In the Jäger March (Jääkärin marssi) by Jean Sibelius one of the lines reads: Me nousemme kostona Kullervon, in English: We shall rise as Kullervo's revenge.

Kullervo is the subject of a 1988 opera by Aulis Sallinen.

Kullervo is also the subject of a brief symphonic poem composed in 1913 by Leevi Madetoja.

In 2006, the Finnish metal band Amorphis released the album Eclipse, which tells the story of Kullervo according to a play by Paavo Haavikko. The play has been translated into English by Anselm Hollo.

The Hilliard Ensemble commissioned an English language setting of Kullervo's story, Kullervo's Message, from Veljo Tormis.

Influence on J. R. R. Tolkien[edit]

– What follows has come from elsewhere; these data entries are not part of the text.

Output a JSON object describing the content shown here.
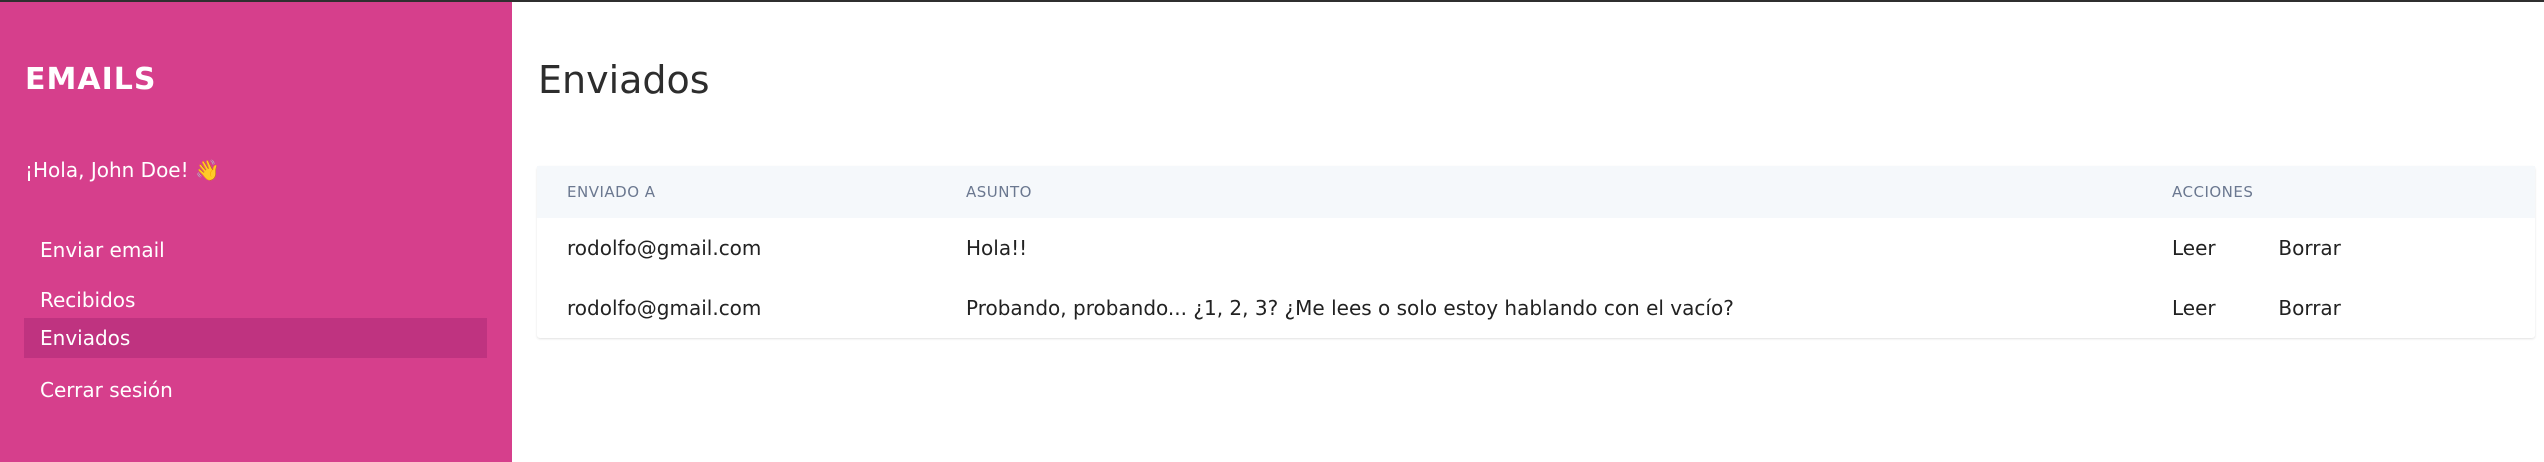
{
  "sidebar": {
    "brand": "EMAILS",
    "greeting": "¡Hola, John Doe! 👋",
    "items": [
      {
        "label": "Enviar email"
      },
      {
        "label": "Recibidos"
      },
      {
        "label": "Enviados",
        "active": true
      },
      {
        "label": "Cerrar sesión"
      }
    ]
  },
  "main": {
    "title": "Enviados",
    "table": {
      "headers": [
        "ENVIADO A",
        "ASUNTO",
        "ACCIONES"
      ],
      "rows": [
        {
          "to": "rodolfo@gmail.com",
          "subject": "Hola!!",
          "read_label": "Leer",
          "delete_label": "Borrar"
        },
        {
          "to": "rodolfo@gmail.com",
          "subject": "Probando, probando... ¿1, 2, 3? ¿Me lees o solo estoy hablando con el vacío?",
          "read_label": "Leer",
          "delete_label": "Borrar"
        }
      ]
    }
  },
  "colors": {
    "sidebar_bg": "#d63f8c",
    "sidebar_active": "#bf3380",
    "table_header_bg": "#f5f8fb"
  }
}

J. R. R. Tolkien wrote an interpretation of the Kullervo cycle in 1914; the piece was finally published in its unfinished form as The Story of Kullervo[4] in 2010. The published version was edited by Verlyn Flieger and was originally published in Tolkien Studies. It was re-published in book form in 2015 by HarperCollins. It was his first attempt at writing an epic narrative but was never completed.[4] The story acted as a seed for the epic tale of Túrin Turambar which features in The Silmarillion, the "Narn i Hîn Húrin" section of Unfinished Tales and, in a longer form, The Children of Húrin as well as the poem "The Lay of the Children of Húrin".

References[edit]

  1. ^ www.finlit.fi
  2. ^ "Translation by John Martin Crawford". www.sacred-texts.com. Retrieved 14 February 2015. 
  3. ^ "Kalevala". www.finlit.fi. Retrieved 14 February 2015. 
  4. ^ a b "Tolkienin Kalevala-tarina julkaistaan sadan vuoden viipeellä – Kullervo vannoo kostoa taikuri-Untamolle" [Tolkien's Kalevala story published after a hundred-year lag – Kullervo vows revenge on Untamo the magician] (in Finnish). Retrieved 2015-06-29. 

External links[edit]